Robert Johnson, of course.

Bill Bill Broonzy:

Sonny Terry:

Sonny Boy Williamson I:

So many greats it’s almost a crime just to choose 1 or 2. Elmore James & Jimmy Reed haven’t been mentioned yet so I’ll add those names.
Comparative youngster Kenny Wayne Shepherd put together an interesting project several years ago titled ‘10 Days Out: Blues From the Backroads’, in which he & a camera crew along with a couple other notable names traveled the southern circuit to meet up with a number of blues greats, most of whom are not household names, to say the least. He listens & plays with them in their living rooms, kitchens & porches.
The project really belongs to the great artists who appear - Kenny Wayne was merely acting as the conduit. Many have passed on now due to age.
Available on CD and DVD. You really need to watch the DVD in my opinion.

Stevie Ray Vaughan. Chose this song and this performance because the tone he gets on the main guitar solo (starting at about 2m) is the meanest sound I’ve ever heard come out of any blues guitarist ever. It sounds like he’s playing through an angry beehive.

I’ve seen BB King live, I’ve watched some Freddie King on Youtube, but I think Albert is the one I really need to dig into more. There is a video (in multiple parts) on Youtube that has Stevie Ray Vaughan & Albert sitting together, talking & playing for 90 minutes. Really enjoyable stuff.

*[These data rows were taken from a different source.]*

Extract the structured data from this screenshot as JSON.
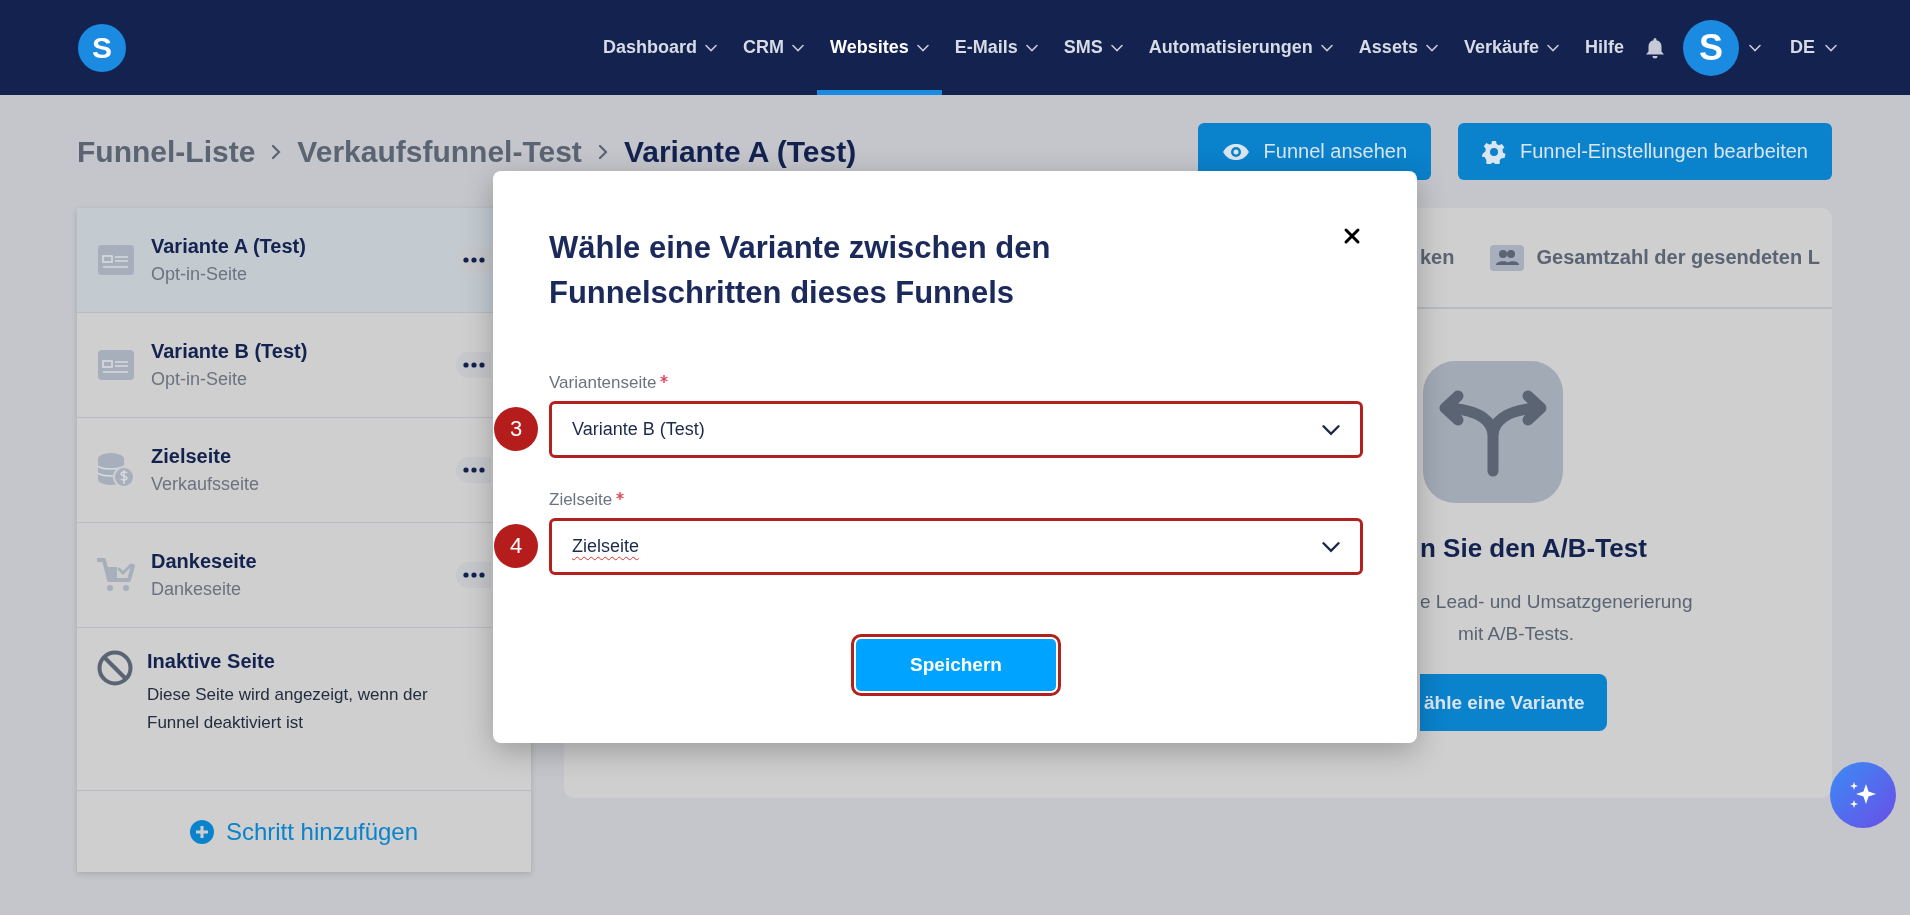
{
  "nav": {
    "logo": "S",
    "items": [
      {
        "label": "Dashboard",
        "selected": false,
        "dropdown": true
      },
      {
        "label": "CRM",
        "selected": false,
        "dropdown": true
      },
      {
        "label": "Websites",
        "selected": true,
        "dropdown": true
      },
      {
        "label": "E-Mails",
        "selected": false,
        "dropdown": true
      },
      {
        "label": "SMS",
        "selected": false,
        "dropdown": true
      },
      {
        "label": "Automatisierungen",
        "selected": false,
        "dropdown": true
      },
      {
        "label": "Assets",
        "selected": false,
        "dropdown": true
      },
      {
        "label": "Verkäufe",
        "selected": false,
        "dropdown": true
      },
      {
        "label": "Hilfe",
        "selected": false,
        "dropdown": false
      }
    ],
    "avatar": "S",
    "language": "DE"
  },
  "breadcrumb": [
    "Funnel-Liste",
    "Verkaufsfunnel-Test",
    "Variante A (Test)"
  ],
  "actions": [
    {
      "label": "Funnel ansehen",
      "kind": "eye"
    },
    {
      "label": "Funnel-Einstellungen bearbeiten",
      "kind": "gear"
    }
  ],
  "steps": [
    {
      "title": "Variante A (Test)",
      "subtitle": "Opt-in-Seite",
      "kind": "optin",
      "selected": true
    },
    {
      "title": "Variante B (Test)",
      "subtitle": "Opt-in-Seite",
      "kind": "optin",
      "selected": false
    },
    {
      "title": "Zielseite",
      "subtitle": "Verkaufsseite",
      "kind": "sales",
      "selected": false
    },
    {
      "title": "Dankeseite",
      "subtitle": "Dankeseite",
      "kind": "thankyou",
      "selected": false
    }
  ],
  "inactive_page": {
    "title": "Inaktive Seite",
    "description": "Diese Seite wird angezeigt, wenn der Funnel deaktiviert ist"
  },
  "add_step": "Schritt hinzufügen",
  "panel": {
    "tabs": [
      {
        "label": "ken",
        "kind": "text"
      },
      {
        "label": "Gesamtzahl der gesendeten L",
        "kind": "people"
      }
    ],
    "heading": "n Sie den A/B-Test",
    "description_lines": [
      "e Lead- und Umsatzgenerierung",
      "mit A/B-Tests."
    ],
    "button": "ähle eine Variante"
  },
  "modal": {
    "title": "Wähle eine Variante zwischen den Funnelschritten dieses Funnels",
    "fields": [
      {
        "label": "Variantenseite",
        "required": true,
        "value": "Variante B (Test)",
        "marker": "3",
        "highlighted": true,
        "misspelled": false
      },
      {
        "label": "Zielseite",
        "required": true,
        "value": "Zielseite",
        "marker": "4",
        "highlighted": true,
        "misspelled": true
      }
    ],
    "save": {
      "label": "Speichern",
      "highlighted": true
    }
  }
}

Albert was one of Stevie’s guitar heroes, so I imagine this was a big deal to him - though he did manage to play with most or all of his heroes before he died.

Roy Buchanan was mentioned already. He was a,“guitarist’s guitarist”, widely respected, but never found much fame. I saw him live, one of my favorite concerts ever. I lived in Pittsburgh for awhile, home to Billy Price, who was Roy’s vocalist for three years and one album. Here’s Roy and Billy on, “Can I Change My Mind.”

And here’s some of Billy Price’s later, solo work: “Who You’re Workin’ For.”

Billy Price is still performing, one of Pittsburgh’s best, along with Norman Nardini.

Is Norm still singing that damned, “Smoke Two Joints” song? Guy sings more about weed than Snoop Dogg :smiley: